Then, in 2015, my father died — a messy and chaotic death. And in that year, a character in Avengers: Age of Ultron, a messy and chaotic film, reminded me, “A thing isn’t beautiful because it lasts.”
The MCU was the first film series I watched without talking about it with my father. And it will always carry that weighted memory, regardless of my feelings about the films.
I recognize the contradictions. I love my father, while at the same time, I could be exhausted by his moodiness and temper and have to avoid him. I enjoy a lot of Marvel films, even as I recognize their kudzu-like dominance of the cultural landscape. I know how much better for entertainment at large it’d be if parent company Disney were broken up on antitrust laws.

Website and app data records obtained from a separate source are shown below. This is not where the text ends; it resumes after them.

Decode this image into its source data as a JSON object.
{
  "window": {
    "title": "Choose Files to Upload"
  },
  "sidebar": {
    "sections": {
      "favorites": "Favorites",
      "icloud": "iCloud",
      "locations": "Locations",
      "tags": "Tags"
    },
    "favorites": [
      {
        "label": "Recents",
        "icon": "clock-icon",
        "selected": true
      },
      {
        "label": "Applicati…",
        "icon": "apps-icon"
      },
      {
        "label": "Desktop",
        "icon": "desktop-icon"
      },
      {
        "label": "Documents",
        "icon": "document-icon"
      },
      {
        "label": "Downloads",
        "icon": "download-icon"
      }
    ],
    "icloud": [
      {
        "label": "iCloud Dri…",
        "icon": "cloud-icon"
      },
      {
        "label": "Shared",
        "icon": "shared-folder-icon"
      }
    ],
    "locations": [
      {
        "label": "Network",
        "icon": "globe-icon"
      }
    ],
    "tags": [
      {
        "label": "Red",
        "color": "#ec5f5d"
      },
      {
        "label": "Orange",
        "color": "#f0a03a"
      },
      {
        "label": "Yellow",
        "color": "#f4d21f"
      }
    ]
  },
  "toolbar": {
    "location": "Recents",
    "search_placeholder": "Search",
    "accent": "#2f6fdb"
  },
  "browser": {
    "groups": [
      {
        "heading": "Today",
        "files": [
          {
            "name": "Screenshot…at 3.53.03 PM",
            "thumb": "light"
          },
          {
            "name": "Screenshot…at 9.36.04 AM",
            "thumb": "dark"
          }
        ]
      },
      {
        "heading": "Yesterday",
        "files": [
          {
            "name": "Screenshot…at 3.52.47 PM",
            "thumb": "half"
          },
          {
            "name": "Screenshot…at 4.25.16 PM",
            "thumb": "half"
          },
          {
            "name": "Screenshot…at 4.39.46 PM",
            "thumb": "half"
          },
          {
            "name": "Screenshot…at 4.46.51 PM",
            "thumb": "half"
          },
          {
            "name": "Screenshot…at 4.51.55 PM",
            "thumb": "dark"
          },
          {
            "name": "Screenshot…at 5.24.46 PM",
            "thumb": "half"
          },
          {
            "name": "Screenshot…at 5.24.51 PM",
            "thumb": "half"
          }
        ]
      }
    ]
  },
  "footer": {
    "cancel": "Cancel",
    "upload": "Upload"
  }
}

Those very contradictions are in Tony Stark himself. He’s grotesquely selfish and ridiculously generous. An egomaniac, but desperate for his father’s approval. He repeatedly saves the world, but repeatedly causes problems that almost end it. Viewers are never given the one clean narrative, the one uncompromised hero we want. Life and relationships are about navigating a mess of contradictions.
And for all it flirts with a conventional Hollywood ending, Endgame has a thread running through it about loss and death. Someone will always have to go — and not come back. Black Widow gives her life so a team member can see his family again; Tony Stark makes the ultimate unexpected sacrifice.
The MCU as we know it — each film part of one ungainly story about a core group of characters — has come to an end. There will be more Marvel movies, but there won’t be more Marvel movies about Downey’s Tony Stark. And Tony Stark was always the crooked heart that drove the main plot thread of this story.
Going into Endgame, I expected square-jawed Captain America to be the one who laid down his life to save many. It’s how he ended the film that introduced him (Captain America: The First Avenger), after all. But perhaps the biggest surprise in Endgame’s finale is the reversal of Iron Man’s and Captain America’s fates. Captain America finally choses a bit of happiness for himself. He stays behind in the past and builds a family with a lost love. Tony Stark — who, when we met him in 2008, desired nothing more than excitement and to run through life unattached to anyone and anything — leaves behind a legacy in the team he helped build and in his own family.
Downey’s scenes with Lexi Rabe, who plays Stark’s 5-year-old daughter, Morgan, are some of the sweetest and best in the film. They underline how Stark has changed and how much he stands to lose if he rejoins the fight. But if we’re lucky, we have the kind of parents who fight for a better world for us — even if that can cost us dearly.
Morgan Stark likely will have only vague memories of her father. She’ll be told stories of what he did and who he was, but it will be her alone at the end of them. I lost my father in my late 20s, and while I have more memories to come back to, every day my father becomes a little harder to recall clearly. And, like Morgan, I’m alone at the end of those memories too. I don’t know how to put a neat pin on that feeling. I can’t, really.
But I think I might do what Morgan does at the end of Endgame. I think I’ll go have a cheeseburger.